The Election Commission has written to all recognised national and state parties in this regard.
The Election Commission has found that some politicians sidestep provisions of the model code while raking up religious issues and has written to political parties in this regard. The poll panel has pointed out that during by-elections, political functionaries tend to issue appeals on religious or communal grounds in areas not covered under the provisions of the model code. And by doing so, they seek to avoid violating its provisions.
"This has... far reaching implications as it would certainly influence the minds of electors of the assembly or parliamentary constituency where the by-election is going on and, thus vitiate the free and fair elections in that constituency," the poll watchdog has written to leaders of all recognised national and state parties.
It has now requested political parties to advise their leaders and cadres to "refrain from making such appeals as intend to disturb the peace and tranquillity of the society".
In its June 29 letter, the commission said such statements should not be made at any time throughout the country. It said special care must be taken on the use of words even in the areas where model code is not in force "so that the purity of election process is maintained and no ill feeling is generated among the general public which is essential for conducive atmosphere for conducting free, fair and peaceful elections".

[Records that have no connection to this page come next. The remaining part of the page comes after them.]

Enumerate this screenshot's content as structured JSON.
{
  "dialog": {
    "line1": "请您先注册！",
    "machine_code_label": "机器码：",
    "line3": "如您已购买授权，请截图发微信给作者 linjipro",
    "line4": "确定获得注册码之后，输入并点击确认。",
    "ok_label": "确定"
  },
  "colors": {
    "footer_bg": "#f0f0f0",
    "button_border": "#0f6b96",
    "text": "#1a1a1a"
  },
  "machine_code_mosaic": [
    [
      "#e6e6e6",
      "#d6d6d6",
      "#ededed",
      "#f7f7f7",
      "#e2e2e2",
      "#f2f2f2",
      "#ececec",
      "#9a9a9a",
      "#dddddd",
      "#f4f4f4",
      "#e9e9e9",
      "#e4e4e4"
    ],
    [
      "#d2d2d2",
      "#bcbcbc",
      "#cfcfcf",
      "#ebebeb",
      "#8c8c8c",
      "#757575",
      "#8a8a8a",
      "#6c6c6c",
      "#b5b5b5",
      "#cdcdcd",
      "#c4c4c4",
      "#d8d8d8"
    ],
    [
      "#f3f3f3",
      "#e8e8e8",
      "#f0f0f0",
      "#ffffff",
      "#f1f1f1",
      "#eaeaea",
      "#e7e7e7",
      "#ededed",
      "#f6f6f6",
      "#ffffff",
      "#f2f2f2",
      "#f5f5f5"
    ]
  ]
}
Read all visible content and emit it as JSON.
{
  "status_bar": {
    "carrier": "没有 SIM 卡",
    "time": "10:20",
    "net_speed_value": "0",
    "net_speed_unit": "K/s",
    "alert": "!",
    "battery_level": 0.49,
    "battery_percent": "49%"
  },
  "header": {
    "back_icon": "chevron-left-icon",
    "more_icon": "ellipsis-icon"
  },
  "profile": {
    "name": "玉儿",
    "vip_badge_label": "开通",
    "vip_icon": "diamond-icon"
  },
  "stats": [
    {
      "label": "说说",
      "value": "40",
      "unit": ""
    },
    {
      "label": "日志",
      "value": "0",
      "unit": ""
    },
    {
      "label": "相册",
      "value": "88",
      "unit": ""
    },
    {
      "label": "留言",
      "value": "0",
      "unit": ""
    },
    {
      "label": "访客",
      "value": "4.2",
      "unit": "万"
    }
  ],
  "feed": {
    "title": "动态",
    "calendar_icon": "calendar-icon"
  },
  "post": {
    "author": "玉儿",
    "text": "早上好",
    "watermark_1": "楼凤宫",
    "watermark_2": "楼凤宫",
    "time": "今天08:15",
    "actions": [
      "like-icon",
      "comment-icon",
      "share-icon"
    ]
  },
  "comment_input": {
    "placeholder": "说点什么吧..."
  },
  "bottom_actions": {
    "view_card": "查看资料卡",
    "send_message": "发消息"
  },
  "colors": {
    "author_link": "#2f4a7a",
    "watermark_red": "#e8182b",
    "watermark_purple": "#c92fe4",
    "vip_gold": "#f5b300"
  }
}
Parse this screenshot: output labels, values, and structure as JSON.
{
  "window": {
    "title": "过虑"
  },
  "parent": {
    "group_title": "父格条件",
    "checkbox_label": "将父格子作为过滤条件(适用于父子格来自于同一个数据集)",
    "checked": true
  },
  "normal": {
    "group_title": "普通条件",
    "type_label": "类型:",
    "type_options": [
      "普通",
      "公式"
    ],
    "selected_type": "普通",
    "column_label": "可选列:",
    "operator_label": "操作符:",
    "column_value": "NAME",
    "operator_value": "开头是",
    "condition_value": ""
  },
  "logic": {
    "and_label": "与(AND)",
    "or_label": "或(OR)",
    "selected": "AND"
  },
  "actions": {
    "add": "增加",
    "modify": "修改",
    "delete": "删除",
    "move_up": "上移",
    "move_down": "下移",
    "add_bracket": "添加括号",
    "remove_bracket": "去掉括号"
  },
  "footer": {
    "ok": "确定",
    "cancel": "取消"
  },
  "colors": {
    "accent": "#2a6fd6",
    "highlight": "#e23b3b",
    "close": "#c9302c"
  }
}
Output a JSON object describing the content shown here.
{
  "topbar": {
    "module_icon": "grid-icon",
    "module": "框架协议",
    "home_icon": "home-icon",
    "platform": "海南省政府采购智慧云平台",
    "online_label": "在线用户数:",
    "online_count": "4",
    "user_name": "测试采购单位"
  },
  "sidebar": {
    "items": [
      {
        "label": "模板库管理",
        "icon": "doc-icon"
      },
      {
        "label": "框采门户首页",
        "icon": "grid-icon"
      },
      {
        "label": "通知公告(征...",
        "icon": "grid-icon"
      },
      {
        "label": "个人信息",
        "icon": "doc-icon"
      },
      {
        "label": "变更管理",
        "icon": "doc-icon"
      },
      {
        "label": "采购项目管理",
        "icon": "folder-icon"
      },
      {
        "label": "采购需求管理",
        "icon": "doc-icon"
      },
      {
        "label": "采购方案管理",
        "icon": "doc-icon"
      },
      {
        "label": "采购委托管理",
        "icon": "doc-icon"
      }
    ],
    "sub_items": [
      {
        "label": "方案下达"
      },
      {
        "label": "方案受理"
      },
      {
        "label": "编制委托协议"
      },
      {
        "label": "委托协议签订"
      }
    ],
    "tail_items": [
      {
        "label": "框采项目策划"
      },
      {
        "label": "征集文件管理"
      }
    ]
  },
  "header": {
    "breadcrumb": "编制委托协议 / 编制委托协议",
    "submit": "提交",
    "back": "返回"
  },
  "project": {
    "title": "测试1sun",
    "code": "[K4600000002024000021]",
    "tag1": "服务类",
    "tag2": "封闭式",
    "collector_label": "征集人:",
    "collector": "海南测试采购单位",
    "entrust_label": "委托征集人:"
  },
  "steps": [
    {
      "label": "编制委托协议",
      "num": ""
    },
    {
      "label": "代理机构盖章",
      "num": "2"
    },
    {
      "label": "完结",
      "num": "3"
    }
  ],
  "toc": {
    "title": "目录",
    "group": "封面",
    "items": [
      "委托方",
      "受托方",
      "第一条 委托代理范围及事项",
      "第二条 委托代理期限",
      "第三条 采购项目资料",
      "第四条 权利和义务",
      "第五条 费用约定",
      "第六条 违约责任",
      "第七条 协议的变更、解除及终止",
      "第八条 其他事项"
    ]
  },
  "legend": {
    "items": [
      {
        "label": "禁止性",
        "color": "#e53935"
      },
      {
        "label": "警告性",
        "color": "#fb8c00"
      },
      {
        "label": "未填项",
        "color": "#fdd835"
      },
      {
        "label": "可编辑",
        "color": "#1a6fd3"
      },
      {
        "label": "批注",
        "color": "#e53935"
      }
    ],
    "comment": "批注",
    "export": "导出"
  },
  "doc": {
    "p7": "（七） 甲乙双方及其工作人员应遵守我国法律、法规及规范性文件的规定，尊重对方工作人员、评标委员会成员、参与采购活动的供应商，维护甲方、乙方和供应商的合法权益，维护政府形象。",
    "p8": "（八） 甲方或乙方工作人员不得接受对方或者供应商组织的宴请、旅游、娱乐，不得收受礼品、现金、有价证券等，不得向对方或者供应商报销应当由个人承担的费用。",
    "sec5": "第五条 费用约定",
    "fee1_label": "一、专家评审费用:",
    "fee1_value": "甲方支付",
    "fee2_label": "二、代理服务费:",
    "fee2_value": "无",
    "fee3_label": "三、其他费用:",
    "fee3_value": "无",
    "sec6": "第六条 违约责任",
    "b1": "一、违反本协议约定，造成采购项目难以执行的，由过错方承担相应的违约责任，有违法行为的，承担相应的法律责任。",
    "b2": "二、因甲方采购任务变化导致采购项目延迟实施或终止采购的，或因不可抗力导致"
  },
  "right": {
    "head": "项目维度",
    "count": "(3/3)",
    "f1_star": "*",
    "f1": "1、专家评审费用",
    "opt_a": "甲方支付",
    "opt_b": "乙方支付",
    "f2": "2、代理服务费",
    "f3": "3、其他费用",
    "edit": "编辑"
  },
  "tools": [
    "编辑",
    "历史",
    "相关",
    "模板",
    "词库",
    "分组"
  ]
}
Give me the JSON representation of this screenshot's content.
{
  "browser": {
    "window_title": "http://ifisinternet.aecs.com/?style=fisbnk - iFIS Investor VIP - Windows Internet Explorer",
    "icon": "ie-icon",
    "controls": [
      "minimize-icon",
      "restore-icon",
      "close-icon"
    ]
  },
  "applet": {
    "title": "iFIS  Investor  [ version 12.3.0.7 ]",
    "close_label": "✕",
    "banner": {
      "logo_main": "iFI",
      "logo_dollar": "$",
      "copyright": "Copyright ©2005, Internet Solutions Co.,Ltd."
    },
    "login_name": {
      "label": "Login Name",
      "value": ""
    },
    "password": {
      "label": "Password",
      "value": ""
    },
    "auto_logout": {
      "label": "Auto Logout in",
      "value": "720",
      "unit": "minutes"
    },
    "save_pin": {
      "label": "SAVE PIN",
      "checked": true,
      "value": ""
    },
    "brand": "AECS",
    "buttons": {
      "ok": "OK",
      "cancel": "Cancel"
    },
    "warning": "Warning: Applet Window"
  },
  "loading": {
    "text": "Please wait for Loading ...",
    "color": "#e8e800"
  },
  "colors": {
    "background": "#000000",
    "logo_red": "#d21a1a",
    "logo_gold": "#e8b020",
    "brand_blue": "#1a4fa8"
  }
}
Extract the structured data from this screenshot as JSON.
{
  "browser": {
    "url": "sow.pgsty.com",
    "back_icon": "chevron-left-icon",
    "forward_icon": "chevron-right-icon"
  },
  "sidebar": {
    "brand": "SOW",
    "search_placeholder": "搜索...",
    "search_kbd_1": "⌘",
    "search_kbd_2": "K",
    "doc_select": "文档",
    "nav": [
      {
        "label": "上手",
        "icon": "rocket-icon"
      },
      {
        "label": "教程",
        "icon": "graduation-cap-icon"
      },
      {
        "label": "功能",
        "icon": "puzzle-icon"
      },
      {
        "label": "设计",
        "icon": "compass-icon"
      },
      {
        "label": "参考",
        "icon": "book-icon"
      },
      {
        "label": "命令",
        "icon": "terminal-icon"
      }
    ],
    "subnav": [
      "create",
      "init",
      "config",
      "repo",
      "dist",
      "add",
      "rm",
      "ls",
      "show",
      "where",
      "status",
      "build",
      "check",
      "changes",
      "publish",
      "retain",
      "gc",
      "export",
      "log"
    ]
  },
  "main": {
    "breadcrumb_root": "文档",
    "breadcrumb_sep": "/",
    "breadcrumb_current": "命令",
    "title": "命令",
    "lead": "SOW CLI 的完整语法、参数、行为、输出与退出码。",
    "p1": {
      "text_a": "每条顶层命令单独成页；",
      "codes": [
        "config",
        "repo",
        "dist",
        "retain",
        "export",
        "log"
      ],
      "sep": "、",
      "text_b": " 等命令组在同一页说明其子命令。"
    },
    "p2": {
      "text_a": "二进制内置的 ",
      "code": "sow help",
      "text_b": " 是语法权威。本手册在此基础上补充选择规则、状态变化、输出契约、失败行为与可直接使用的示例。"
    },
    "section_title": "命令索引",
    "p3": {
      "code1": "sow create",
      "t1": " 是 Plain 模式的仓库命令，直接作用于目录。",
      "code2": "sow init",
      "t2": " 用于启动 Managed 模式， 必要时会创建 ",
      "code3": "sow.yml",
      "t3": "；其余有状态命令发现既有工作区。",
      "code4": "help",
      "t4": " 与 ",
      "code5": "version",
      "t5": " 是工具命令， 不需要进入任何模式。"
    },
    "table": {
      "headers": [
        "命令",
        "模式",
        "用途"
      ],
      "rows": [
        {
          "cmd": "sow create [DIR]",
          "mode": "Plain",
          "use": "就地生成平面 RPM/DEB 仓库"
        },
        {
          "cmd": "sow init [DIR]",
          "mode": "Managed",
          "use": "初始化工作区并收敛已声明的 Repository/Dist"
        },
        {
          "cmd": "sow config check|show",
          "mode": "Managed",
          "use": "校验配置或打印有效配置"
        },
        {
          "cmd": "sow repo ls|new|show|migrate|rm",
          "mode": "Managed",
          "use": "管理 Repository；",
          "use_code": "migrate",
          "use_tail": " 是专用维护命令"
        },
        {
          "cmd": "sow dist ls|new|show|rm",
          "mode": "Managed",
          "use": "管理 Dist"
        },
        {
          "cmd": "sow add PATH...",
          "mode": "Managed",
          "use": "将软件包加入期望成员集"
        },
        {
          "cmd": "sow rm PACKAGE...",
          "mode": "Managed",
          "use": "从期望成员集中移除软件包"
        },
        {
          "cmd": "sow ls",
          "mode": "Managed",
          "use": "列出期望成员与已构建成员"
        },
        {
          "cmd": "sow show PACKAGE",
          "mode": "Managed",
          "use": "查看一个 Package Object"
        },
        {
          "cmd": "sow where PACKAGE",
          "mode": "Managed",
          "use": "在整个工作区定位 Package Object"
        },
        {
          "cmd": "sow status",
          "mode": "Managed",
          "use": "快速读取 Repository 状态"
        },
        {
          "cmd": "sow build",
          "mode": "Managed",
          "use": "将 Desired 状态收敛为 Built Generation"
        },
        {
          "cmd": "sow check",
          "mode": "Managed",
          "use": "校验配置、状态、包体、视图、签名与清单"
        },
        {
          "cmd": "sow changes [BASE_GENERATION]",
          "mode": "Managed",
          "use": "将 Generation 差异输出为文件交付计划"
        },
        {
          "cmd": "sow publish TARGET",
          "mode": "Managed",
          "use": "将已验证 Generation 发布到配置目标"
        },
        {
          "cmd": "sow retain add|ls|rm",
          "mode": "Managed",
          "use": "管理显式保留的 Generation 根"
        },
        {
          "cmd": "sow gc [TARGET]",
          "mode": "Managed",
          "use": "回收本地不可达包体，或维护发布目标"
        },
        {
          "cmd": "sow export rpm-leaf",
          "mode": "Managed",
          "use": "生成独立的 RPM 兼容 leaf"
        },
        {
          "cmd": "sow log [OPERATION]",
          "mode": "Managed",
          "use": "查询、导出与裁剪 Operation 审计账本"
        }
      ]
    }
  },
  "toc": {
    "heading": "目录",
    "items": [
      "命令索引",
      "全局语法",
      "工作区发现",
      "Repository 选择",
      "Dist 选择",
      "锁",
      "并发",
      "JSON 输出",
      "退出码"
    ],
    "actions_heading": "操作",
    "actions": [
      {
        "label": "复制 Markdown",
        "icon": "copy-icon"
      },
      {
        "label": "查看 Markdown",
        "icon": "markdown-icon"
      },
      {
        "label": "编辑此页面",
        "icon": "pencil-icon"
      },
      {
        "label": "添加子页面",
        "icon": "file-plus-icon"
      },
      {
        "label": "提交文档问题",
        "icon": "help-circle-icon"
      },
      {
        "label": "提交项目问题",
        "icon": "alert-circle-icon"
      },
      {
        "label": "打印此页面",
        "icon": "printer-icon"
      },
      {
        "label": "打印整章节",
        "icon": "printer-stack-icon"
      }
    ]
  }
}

The Model Code of Conduct is a set of norms which has been evolved with the consensus of political parties who have consented to abide by the principles embodied in it. During by-polls, the code is applicable in the entire district in which the constituency falls.